If there is a lot of play detected try this: Remove the locking pin on the main bearing nut and then tighten the nut until free rotation of the hub begins to become stiff. Now loosen the main nut by two flats only and refit the locking pin. Refit the wheel.
When driving, a worn bearing is indicated by a persistent whining growl. On front wheels the noise often gets worse during a turn as the weight of the vehicle is transferred.
While the wheel is off check the condition of the brake rotor ensuring there are no warps or cracks. A damaged rotor is indicated often by a thump thump sound front he wheel and this is accentuated and felt through the brake pedal when the brakes are applied
Deep growling sound could well be a bad wheel bearing. A bad cv joint will generally make a click or clacking sound, usually while only turning. While driving, you can often change the pitch of a bad wheel bearing with a slight turn of the steering wheel (note - slightly, no crazy zig-zag). What you're doing is shifting the weight on/off of this bearing and the pitch will change if it's bad. Only way to verify is to remove it and feel it in hand. It's a sealed hub/bearing assembly and only replaceable, not serviceable.
It sounds like one of your wheel bearing needs to be replace, most likely one of the rear bearing may have gone dry and needs to be replaced soon as possible before you have a total bearing failure and loose a wheel.

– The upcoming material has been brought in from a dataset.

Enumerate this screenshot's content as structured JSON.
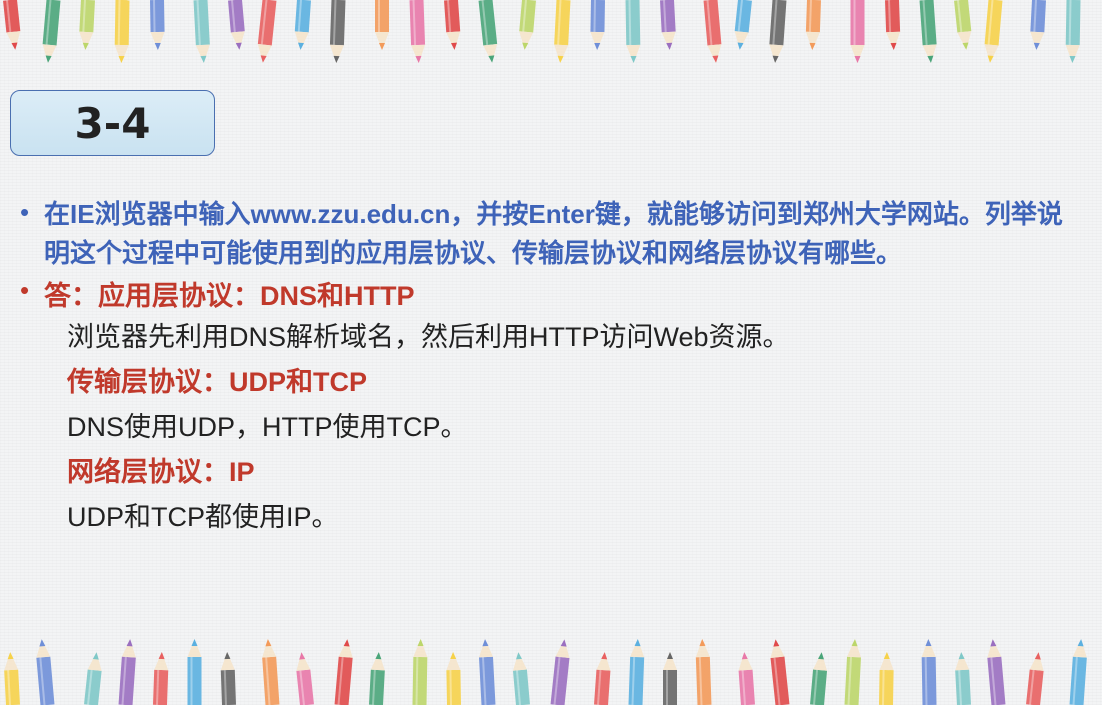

With the car parked, go to each wheel and push back and forth on the top (side to side) you should be able to hear and feel which wheel has the play since it's will feel and sound different from the other wheels. The rear wheel bearing can be replaced with simple tool and under 1 hour if your good with tools and the front will have to be brought to a shop since your going to need am impact gun to remove the front axle nut from the wheel hub. Good luck and hope this helps. Keep me posted if your going to replace the rear wheel hub your self and i can give you the instructions to replacing the hub. I believe the rear hubs goes for around $170.00 at Auto Zone and they can give you the step by step instructions too.
a few things to check and try to help determine if its bearing . the good ole annoying " growl" that gets progressively worse as speed increases. does the noise change when making turns... try swerving the blazer side to side. if it changes...u have a bad hub assembly . as a rule a drive axle wont do more then vibrate or click on a turn, especially that year with the constant velocity joints in the front. hope this helped you out